Patients are being warned to expect widespread disruption to services on Wednesday and Thursday, as nurses stage more strikes in England.
About one out of every four hospitals and community services will be affected by the walkouts, by Royal College of Nursing members, over the two days.
It comes after two days of strikes before Christmas in the pay dispute.
As required under trade union laws, emergency care will be covered during the walkouts from 08:00 to 20:00.
It will mean services such as chemotherapy, kidney dialysis and intensive care will be provided.
The biggest disruption is likely to be in pre-booked treatment such as hernia repair, hip replacements or outpatient clinics, along with community nursing. During last month's strike action, thousands of treatments and appointments had to be rescheduled.
But GP practices will run as normal, as nurses working in those services are not involved in the strike action.
Saffron Cordery of NHS Providers, which represents NHS services, said the scale of the walkout and the fact it was over two consecutive days meant it would probably have "greater impact".
"We're expecting widespread disruption," she said. "It will be felt on the day as well in the days that follow."
Matthew Taylor, chief executive of the NHS Confederation, warned that without a pay deal patients would face the effects of a "prolonged war of attrition between the government and the unions".
"We've been saying for weeks that the strike action couldn't have come at a more difficult time for the NHS," he told the PA news agency. "But we hoped a compromise would be reached by now to bring an end to the impasse."
What patients need to know
* People seriously ill or injured, and whose life is at risk, should call 999 as usual, or call 111 for non-urgent care
* Other services, such as some cancer treatments or urgent testing, may be partially staffed
* More routine care is likely to be badly affected, including planned operations such as knee and hip replacements, community nursing services and health visiting
* Anyone with an appointment not already rearranged should attend at their allotted time
* GPs, community pharmacies and dentists will be unaffected
RCN general secretary Pat Cullen said nurses regretted the impact.
But she added: "People aren't dying because nurses are striking. Nurses are striking because people are dying. That is how severe things are in the NHS and it is time the prime minister led a fight for its future.
"Today's record number of unfilled nurse jobs cannot be left to get worse. Pay nursing staff fairly to turn this around and give the public the care they deserve."
'I won't strike - but I back the fight'
Clint Cooper, a nurse for nearly 30 years, will cross the picket line on Wednesday to work on a heart-care ward at Scarborough Hospital, in North Yorkshire, while fully supporting his striking colleagues.
"I believe in the principle of what my colleagues are doing," he says, "but I voted 'No', as I cannot walk out and leave my patients.
'Last week, I had two patients who were very poorly and I wonder if I hadn't been there and escalated it, would they still be alive, if I had walked out - that's my conscience talking to me."
Nevertheless, the government needs to find the money for a bigger pay rise, Mr Cooper says.
'I'm a Tory voter - I have voted for them at every election apart from one - but I can't vote for them again," he says. "The NHS is in crisis.
'This is not just about pay, it is about the future of the NHS. Nurses don't want clapping.

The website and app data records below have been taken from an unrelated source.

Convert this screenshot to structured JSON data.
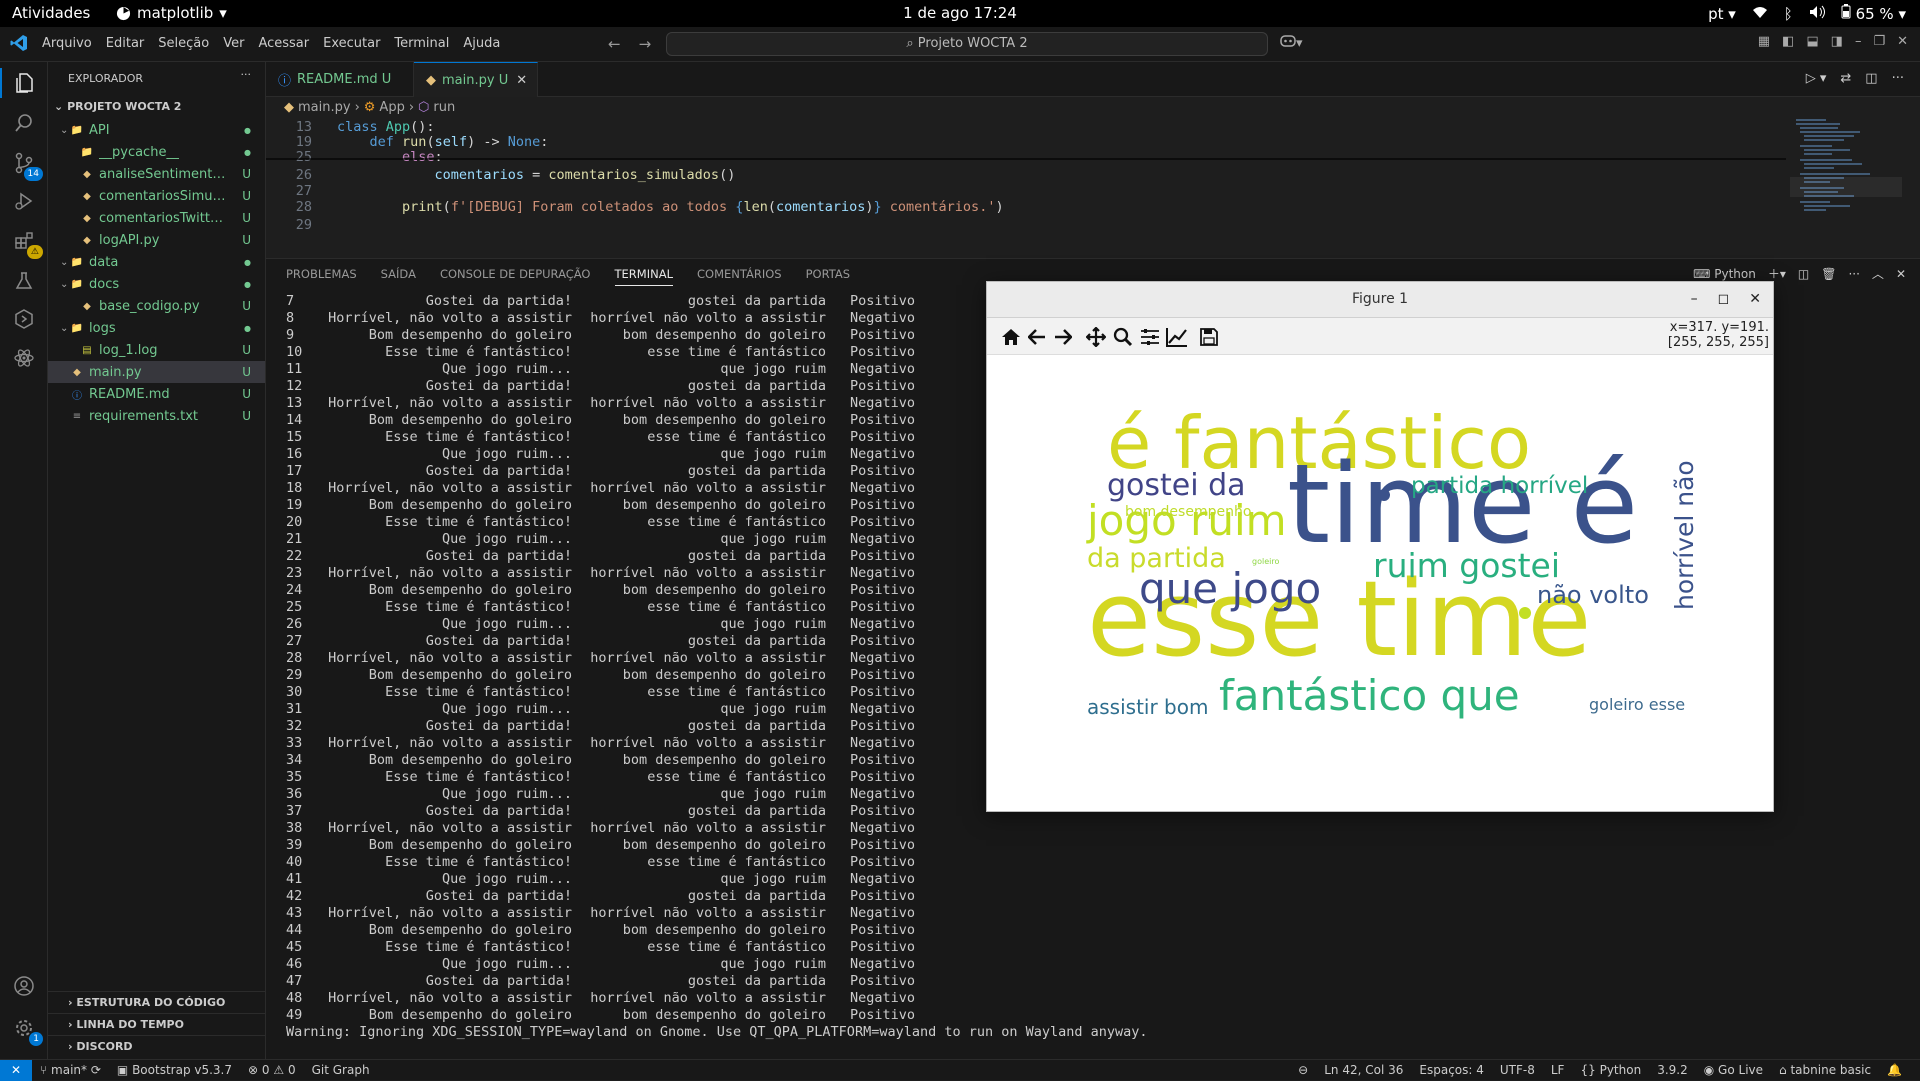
{
  "gnome": {
    "activities": "Atividades",
    "app": "matplotlib",
    "clock": "1 de ago  17:24",
    "lang": "pt",
    "battery": "65 %"
  },
  "titlebar": {
    "menu": [
      "Arquivo",
      "Editar",
      "Seleção",
      "Ver",
      "Acessar",
      "Executar",
      "Terminal",
      "Ajuda"
    ],
    "search": "Projeto WOCTA 2"
  },
  "sidebar": {
    "title": "EXPLORADOR",
    "project": "PROJETO WOCTA 2",
    "items": [
      {
        "label": "API",
        "depth": 0,
        "type": "folder",
        "status": "●"
      },
      {
        "label": "__pycache__",
        "depth": 1,
        "type": "folder",
        "status": "●"
      },
      {
        "label": "analiseSentimentos.py",
        "depth": 1,
        "type": "py",
        "status": "U"
      },
      {
        "label": "comentariosSimulados....",
        "depth": 1,
        "type": "py",
        "status": "U"
      },
      {
        "label": "comentariosTwitter.py",
        "depth": 1,
        "type": "py",
        "status": "U"
      },
      {
        "label": "logAPI.py",
        "depth": 1,
        "type": "py",
        "status": "U"
      },
      {
        "label": "data",
        "depth": 0,
        "type": "folder",
        "status": "●"
      },
      {
        "label": "docs",
        "depth": 0,
        "type": "folder",
        "status": "●"
      },
      {
        "label": "base_codigo.py",
        "depth": 1,
        "type": "py",
        "status": "U"
      },
      {
        "label": "logs",
        "depth": 0,
        "type": "folder",
        "status": "●"
      },
      {
        "label": "log_1.log",
        "depth": 1,
        "type": "log",
        "status": "U"
      },
      {
        "label": "main.py",
        "depth": 0,
        "type": "py",
        "status": "U"
      },
      {
        "label": "README.md",
        "depth": 0,
        "type": "md",
        "status": "U"
      },
      {
        "label": "requirements.txt",
        "depth": 0,
        "type": "txt",
        "status": "U"
      }
    ],
    "sections": [
      "ESTRUTURA DO CÓDIGO",
      "LINHA DO TEMPO",
      "DISCORD"
    ]
  },
  "activity": {
    "scm_badge": "14",
    "settings_badge": "1"
  },
  "tabs": [
    {
      "label": "README.md",
      "status": "U"
    },
    {
      "label": "main.py",
      "status": "U"
    }
  ],
  "breadcrumb": [
    "main.py",
    "App",
    "run"
  ],
  "code": [
    {
      "n": "13",
      "html": "<span class='kw'>class</span> <span class='cls'>App</span><span class='pn'>():</span>"
    },
    {
      "n": "19",
      "html": "    <span class='kw'>def</span> <span class='fn'>run</span><span class='pn'>(</span><span class='var'>self</span><span class='pn'>) -&gt; </span><span class='kw'>None</span><span class='pn'>:</span>"
    },
    {
      "n": "25",
      "html": "        <span class='kw2'>else</span><span class='pn'>:</span>"
    },
    {
      "n": "26",
      "html": "            <span class='var'>comentarios</span> <span class='pn'>=</span> <span class='fn'>comentarios_simulados</span><span class='pn'>()</span>"
    },
    {
      "n": "27",
      "html": ""
    },
    {
      "n": "28",
      "html": "        <span class='fn'>print</span><span class='pn'>(</span><span class='str'>f'[DEBUG] Foram coletados ao todos </span><span class='kw'>{</span><span class='fn'>len</span><span class='pn'>(</span><span class='var'>comentarios</span><span class='pn'>)</span><span class='kw'>}</span><span class='str'> comentários.'</span><span class='pn'>)</span>"
    },
    {
      "n": "29",
      "html": ""
    }
  ],
  "panel": {
    "tabs": [
      "PROBLEMAS",
      "SAÍDA",
      "CONSOLE DE DEPURAÇÃO",
      "TERMINAL",
      "COMENTÁRIOS",
      "PORTAS"
    ],
    "active": "TERMINAL",
    "shell": "Python"
  },
  "terminal_rows": [
    [
      "7",
      "Gostei da partida!",
      "gostei da partida",
      "Positivo"
    ],
    [
      "8",
      "Horrível, não volto a assistir",
      "horrível não volto a assistir",
      "Negativo"
    ],
    [
      "9",
      "Bom desempenho do goleiro",
      "bom desempenho do goleiro",
      "Positivo"
    ],
    [
      "10",
      "Esse time é fantástico!",
      "esse time é fantástico",
      "Positivo"
    ],
    [
      "11",
      "Que jogo ruim...",
      "que jogo ruim",
      "Negativo"
    ],
    [
      "12",
      "Gostei da partida!",
      "gostei da partida",
      "Positivo"
    ],
    [
      "13",
      "Horrível, não volto a assistir",
      "horrível não volto a assistir",
      "Negativo"
    ],
    [
      "14",
      "Bom desempenho do goleiro",
      "bom desempenho do goleiro",
      "Positivo"
    ],
    [
      "15",
      "Esse time é fantástico!",
      "esse time é fantástico",
      "Positivo"
    ],
    [
      "16",
      "Que jogo ruim...",
      "que jogo ruim",
      "Negativo"
    ],
    [
      "17",
      "Gostei da partida!",
      "gostei da partida",
      "Positivo"
    ],
    [
      "18",
      "Horrível, não volto a assistir",
      "horrível não volto a assistir",
      "Negativo"
    ],
    [
      "19",
      "Bom desempenho do goleiro",
      "bom desempenho do goleiro",
      "Positivo"
    ],
    [
      "20",
      "Esse time é fantástico!",
      "esse time é fantástico",
      "Positivo"
    ],
    [
      "21",
      "Que jogo ruim...",
      "que jogo ruim",
      "Negativo"
    ],
    [
      "22",
      "Gostei da partida!",
      "gostei da partida",
      "Positivo"
    ],
    [
      "23",
      "Horrível, não volto a assistir",
      "horrível não volto a assistir",
      "Negativo"
    ],
    [
      "24",
      "Bom desempenho do goleiro",
      "bom desempenho do goleiro",
      "Positivo"
    ],
    [
      "25",
      "Esse time é fantástico!",
      "esse time é fantástico",
      "Positivo"
    ],
    [
      "26",
      "Que jogo ruim...",
      "que jogo ruim",
      "Negativo"
    ],
    [
      "27",
      "Gostei da partida!",
      "gostei da partida",
      "Positivo"
    ],
    [
      "28",
      "Horrível, não volto a assistir",
      "horrível não volto a assistir",
      "Negativo"
    ],
    [
      "29",
      "Bom desempenho do goleiro",
      "bom desempenho do goleiro",
      "Positivo"
    ],
    [
      "30",
      "Esse time é fantástico!",
      "esse time é fantástico",
      "Positivo"
    ],
    [
      "31",
      "Que jogo ruim...",
      "que jogo ruim",
      "Negativo"
    ],
    [
      "32",
      "Gostei da partida!",
      "gostei da partida",
      "Positivo"
    ],
    [
      "33",
      "Horrível, não volto a assistir",
      "horrível não volto a assistir",
      "Negativo"
    ],
    [
      "34",
      "Bom desempenho do goleiro",
      "bom desempenho do goleiro",
      "Positivo"
    ],
    [
      "35",
      "Esse time é fantástico!",
      "esse time é fantástico",
      "Positivo"
    ],
    [
      "36",
      "Que jogo ruim...",
      "que jogo ruim",
      "Negativo"
    ],
    [
      "37",
      "Gostei da partida!",
      "gostei da partida",
      "Positivo"
    ],
    [
      "38",
      "Horrível, não volto a assistir",
      "horrível não volto a assistir",
      "Negativo"
    ],
    [
      "39",
      "Bom desempenho do goleiro",
      "bom desempenho do goleiro",
      "Positivo"
    ],
    [
      "40",
      "Esse time é fantástico!",
      "esse time é fantástico",
      "Positivo"
    ],
    [
      "41",
      "Que jogo ruim...",
      "que jogo ruim",
      "Negativo"
    ],
    [
      "42",
      "Gostei da partida!",
      "gostei da partida",
      "Positivo"
    ],
    [
      "43",
      "Horrível, não volto a assistir",
      "horrível não volto a assistir",
      "Negativo"
    ],
    [
      "44",
      "Bom desempenho do goleiro",
      "bom desempenho do goleiro",
      "Positivo"
    ],
    [
      "45",
      "Esse time é fantástico!",
      "esse time é fantástico",
      "Positivo"
    ],
    [
      "46",
      "Que jogo ruim...",
      "que jogo ruim",
      "Negativo"
    ],
    [
      "47",
      "Gostei da partida!",
      "gostei da partida",
      "Positivo"
    ],
    [
      "48",
      "Horrível, não volto a assistir",
      "horrível não volto a assistir",
      "Negativo"
    ],
    [
      "49",
      "Bom desempenho do goleiro",
      "bom desempenho do goleiro",
      "Positivo"
    ]
  ],
  "terminal_warning": "Warning: Ignoring XDG_SESSION_TYPE=wayland on Gnome. Use QT_QPA_PLATFORM=wayland to run on Wayland anyway.",
  "figure": {
    "title": "Figure 1",
    "coords": "x=317. y=191.",
    "pixel": "[255, 255, 255]",
    "words": [
      {
        "text": "é fantástico",
        "color": "#d4d722"
      },
      {
        "text": "time é",
        "color": "#3b528b"
      },
      {
        "text": "esse time",
        "color": "#d4d722"
      },
      {
        "text": "gostei da",
        "color": "#414487"
      },
      {
        "text": "jogo ruim",
        "color": "#c2df23"
      },
      {
        "text": "partida horrível",
        "color": "#25a784"
      },
      {
        "text": "bom desempenho",
        "color": "#bfdc2a"
      },
      {
        "text": "da partida",
        "color": "#c9db2c"
      },
      {
        "text": "goleiro",
        "color": "#8fd744"
      },
      {
        "text": "que jogo",
        "color": "#3e4a89"
      },
      {
        "text": "ruim gostei",
        "color": "#29af7f"
      },
      {
        "text": "não volto",
        "color": "#39568c"
      },
      {
        "text": "horrível não",
        "color": "#3b528b"
      },
      {
        "text": "fantástico que",
        "color": "#2fb47c"
      },
      {
        "text": "assistir bom",
        "color": "#2e6e8e"
      },
      {
        "text": "goleiro esse",
        "color": "#3e6b8e"
      }
    ]
  },
  "statusbar": {
    "branch": "main*",
    "bootstrap": "Bootstrap v5.3.7",
    "problems": "0",
    "warnings": "0",
    "gitgraph": "Git Graph",
    "position": "Ln 42, Col 36",
    "spaces": "Espaços: 4",
    "encoding": "UTF-8",
    "eol": "LF",
    "lang": "Python",
    "version": "3.9.2",
    "golive": "Go Live",
    "tabnine": "tabnine basic"
  }
}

They want the resources to do their job. They are highly skilled and they are the backbone of the NHS.'
The RCN has asked for a pay rise of 5% above the Retail Prices Index (RPI) rate of inflation, which currently stands at 14%.
The governments in England and Wales have given NHS staff an average of 4.75%, with everyone guaranteed at least £1,400 - as recommended by the independent NHS Pay Review Body.
Despite optimism for a breakthrough after talks between unions and the health secretary last week, there are no signs of significant progress. No formal meetings between unions and ministers are currently scheduled.
Government sources said there would be no movement on this year's pay award but ministers are said to be considering backdating the 2023-24 rise to January. It would normally kick in, in April.
However, BBC chief political correspondent Nick Eardley said insiders in Downing Street and the Treasury said no formal proposals for such a move had been made.
This has already been tabled in Scotland, leading to NHS strikes being halted for further negotiations - although staff there received a 7.5% pay rise this year.
Mr Barclay said he had had "constructive talks" with the RCN and looked forward to continuing the dialogue.
The RCN, which represents about two-thirds of nurses, balloted more than 300,000 across individual NHS trusts and boards rather than in a single, national vote.
This means some nurses are not entitled to take industrial action, because the turnout in their local area was too low.
The RCN has a mandate in about half of the 209 services in England. The 55 affected this week are different from the 44 targeted before Christmas.
While this week's action involves nurses in England only, last month's included those in Northern Ireland and Wales.
The RCN has warned it will hold its biggest walkout yet on 6 and 7 February unless the government moves on pay, involving a third of services in England and all but one health board in Wales.
Ambulance staff and physiotherapists also plan to strike in the coming weeks.